> [PROBLEM STATEMENT]
The expected result is a word-for-word copy of the entries, minus any pictures.

- - - - - - -

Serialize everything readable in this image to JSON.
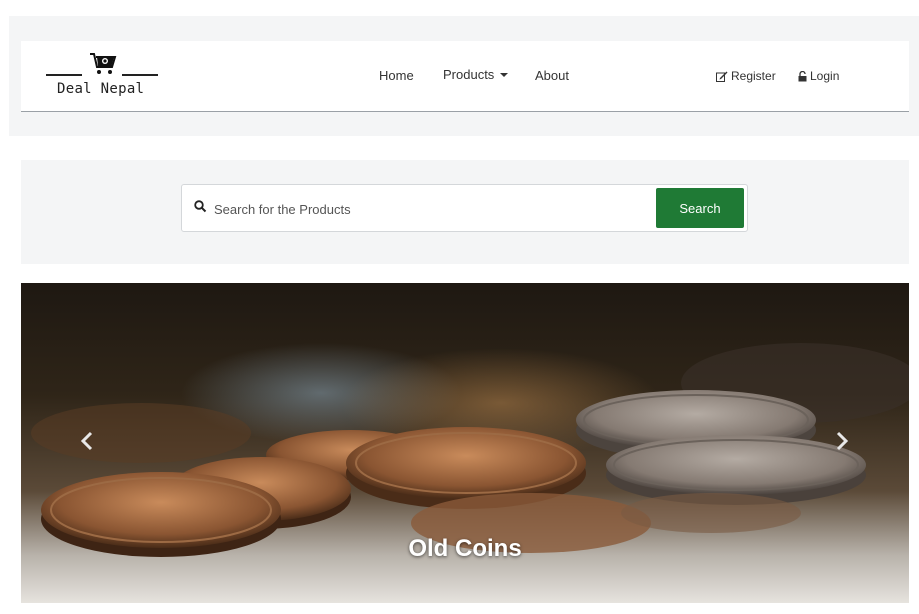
{
  "brand": {
    "logo_text": "Deal Nepal"
  },
  "nav": {
    "home_label": "Home",
    "products_label": "Products",
    "about_label": "About"
  },
  "auth": {
    "register_label": "Register",
    "login_label": "Login"
  },
  "search": {
    "placeholder": "Search for the Products",
    "value": "",
    "button_label": "Search"
  },
  "carousel": {
    "caption": "Old Coins",
    "prev_icon": "chevron-left-icon",
    "next_icon": "chevron-right-icon"
  },
  "colors": {
    "search_button": "#1f7a35",
    "panel_background": "#f4f5f6"
  }
}
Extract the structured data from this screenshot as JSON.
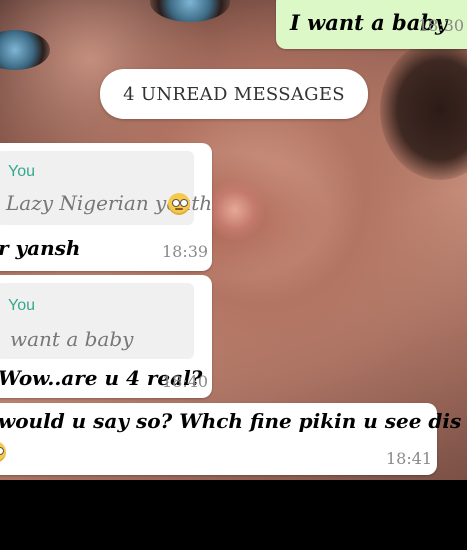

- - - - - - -

> [THE ANSWER]
Serialize everything readable in this image to JSON.
{
  "brand": {
    "logo_text": "Deal Nepal"
  },
  "nav": {
    "home_label": "Home",
    "products_label": "Products",
    "about_label": "About"
  },
  "auth": {
    "register_label": "Register",
    "login_label": "Login"
  },
  "search": {
    "placeholder": "Search for the Products",
    "value": "",
    "button_label": "Search"
  },
  "carousel": {
    "caption": "Old Coins",
    "prev_icon": "chevron-left-icon",
    "next_icon": "chevron-right-icon"
  },
  "colors": {
    "search_button": "#1f7a35",
    "panel_background": "#f4f5f6"
  }
}
Extract the structured data from this screenshot as JSON.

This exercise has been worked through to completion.